Let's begin with the obvious: There was enough optimism at FanFest to make even the most jaded fan pull out his cell phone and order plane tickets to Sarasota.
Give the Orioles credit: They sure can put on a baseball festival.
And give Orioles fans credit, too. More than 10,000 of them turned out at the Convention Center on a frozen January weekend, cheerfully enduring the traffic and parking problems caused by the big snowstorm three days earlier. (Me, I think I ended up parking somewhere in Glen Burnie.)
If you were looking for the star of FanFest, he wasn't hard to spot.
It wasn't Brian Roberts or Nick Markakis or Adam Jones. It wasn't any of the new guys: Mark Reynolds or J.J. Hardy or Derrek Lee. And it wasn't free agent slugger Vladimir Guerrero, who, now that the team is pursuing him, is being talked about by O's fans like he's Babe Ruth.
No, the biggest star of FanFest was Buck Showalter, who is now considered a savior around here for guiding the O's to that nifty 34-23 finish after the Start From Hell last season.
My favorite moment came during the afternoon fan forum with Showalter and Orioles president of baseball operations Andy MacPhail.
With an overflow audience looking on with rapt attention, Showalter was asked about playing in the tough AL East.
The question went something like this: Did he ever find it discouraging going up against all these rich, powerful teams that re-stock their rosters with superstars every year.

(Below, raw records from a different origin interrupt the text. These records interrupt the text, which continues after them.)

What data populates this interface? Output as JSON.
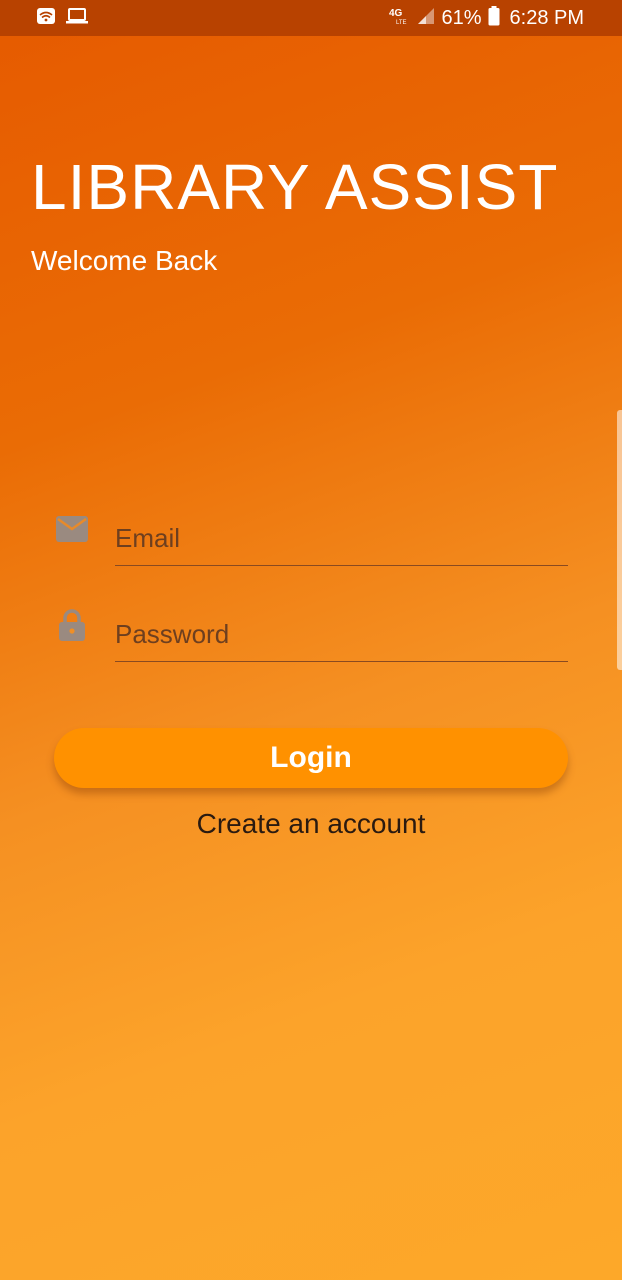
{
  "status_bar": {
    "left_icons": [
      "wifi-notification-icon",
      "laptop-icon"
    ],
    "network_label": "4G",
    "battery_percent": "61%",
    "time": "6:28 PM"
  },
  "header": {
    "title": "LIBRARY ASSIST",
    "subtitle": "Welcome Back"
  },
  "form": {
    "email": {
      "placeholder": "Email",
      "value": "",
      "icon": "mail-icon"
    },
    "password": {
      "placeholder": "Password",
      "value": "",
      "icon": "lock-icon"
    },
    "login_label": "Login",
    "create_account_label": "Create an account"
  },
  "colors": {
    "gradient_top": "#e65a00",
    "gradient_bottom": "#fda829",
    "button": "#ff9100",
    "status_bar": "#b84200"
  }
}
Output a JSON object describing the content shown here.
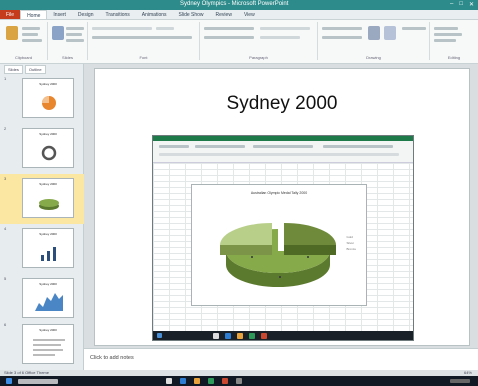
{
  "window": {
    "title": "Sydney Olympics - Microsoft PowerPoint",
    "controls": [
      "–",
      "□",
      "✕"
    ]
  },
  "tabs": [
    {
      "label": "File",
      "kind": "file"
    },
    {
      "label": "Home",
      "kind": "active"
    },
    {
      "label": "Insert",
      "kind": ""
    },
    {
      "label": "Design",
      "kind": ""
    },
    {
      "label": "Transitions",
      "kind": ""
    },
    {
      "label": "Animations",
      "kind": ""
    },
    {
      "label": "Slide Show",
      "kind": ""
    },
    {
      "label": "Review",
      "kind": ""
    },
    {
      "label": "View",
      "kind": ""
    }
  ],
  "ribbon": {
    "groups": [
      "Clipboard",
      "Slides",
      "Font",
      "Paragraph",
      "Drawing",
      "Editing"
    ]
  },
  "panel": {
    "tabs": [
      "Slides",
      "Outline"
    ]
  },
  "thumbnails": [
    {
      "num": "1",
      "title": "Sydney 2000",
      "kind": "pie-orange",
      "selected": false
    },
    {
      "num": "2",
      "title": "Sydney 2000",
      "kind": "donut",
      "selected": false
    },
    {
      "num": "3",
      "title": "Sydney 2000",
      "kind": "pie-green",
      "selected": true
    },
    {
      "num": "4",
      "title": "Sydney 2000",
      "kind": "bars",
      "selected": false
    },
    {
      "num": "5",
      "title": "Sydney 2000",
      "kind": "area",
      "selected": false
    },
    {
      "num": "6",
      "title": "Sydney 2000",
      "kind": "text",
      "selected": false
    }
  ],
  "slide": {
    "title": "Sydney 2000"
  },
  "embedded_chart": {
    "title": "Australian Olympic Medal Tally 2000",
    "legend": [
      "Gold",
      "Silver",
      "Bronze"
    ]
  },
  "notes": {
    "placeholder": "Click to add notes"
  },
  "status": {
    "left": "Slide 3 of 6   Office Theme",
    "zoom": "64%"
  },
  "colors": {
    "accent": "#2e8b8b",
    "pie_dark": "#5c7a2e",
    "pie_mid": "#86a94a",
    "pie_light": "#b8cf8a"
  }
}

For an instant, Showalter wore a pained expression, like his acid-reflux was acting up.
"I really don't want to hear about the Yankees and Red Sox and what they spent," he growled. "We'll worry about us."
This was greeted with thunderous applause. You would have thought Showalter had just pulled an Oprah and given everyone in the audience a new car.
A moment or two later, a middle-aged man stood and emotionally thanked Showalter for "picking Baltimore" to resume his managerial career.
It was as if Showalter had been sentenced to the baseball equivalent of Devil's Island.
"Hey," I wanted to shout," give me the multi-million dollar contract, the first-class travel accommodations, the chance to work in the Taj Mahal of ballparks night after night. Don't worry about ol' Buckaroo. He'll be cackling to himself every time he goes to the bank."
What was really great about FanFest was seeing all the kids who swarmed the place, accompanied by parents and grandparents and aunts and uncles.
Let's face it: after 13 straight losing seasons, the Orioles have lost a generation of young fans, the 20-somethings who have moved on to other interests.
I have two in my family. They're both huge Ravens fans. Mention the Orioles and it's like you slipped them Dramamine. They start reaching for a pillow.
So the O's better not lose this next generation of young fans. And the only way to do that is to field an exciting team that can at least hold its own in the division.
Maybe they can do it this year. That dramatic turn-around under Showalter last August has at least given the fans hope.
It's given the players hope, too. You could see it in the face of Roberts, the veteran second baseman who means so much to this team.
"I don't think you lose the fact that we played really good baseball, the fans are excited, the city is excited and other teams are taking notice that the Orioles played really solid for two and a half months," he said.
"This is the first time in my nine years that we've had this momentum going into spring training," he continued. "Usually it's been [the season ending on] a down note and the offseason has been half-hearted optimism. But I think this year, people can look and say: 'Wow, maybe they are building something.'"
Maybe. We'll find out in the next few months.
But it was nice to see Roberts smiling and having a good time this weekend.
He said he's finally healthy after the back problems that sidelined him for so long last season. And he said he was also over the concussion he suffered when he flipped out and whacked his bat against his batting helmet after striking out late last year.
(By the way, if the NFL ever tries to minimize the lasting effect of concussions again, somebody should bring up Roberts. He said his symptoms — blurred vision, dizziness, etc. — didn't fully disappear until Christmas.)
But Roberts wasn't the only one smiling at FanFest. So were a lot of the other Orioles. So was the manager. And so were many of the fans, who want desperately to believe this team is different from the last 13 before it.
I hope they're right. They sure deserve it.
Listen to Kevin Cowherd Tuesdays from 4 p.m. to 6 p.m. with Jerry Coleman on Fox 1370 AM Sports.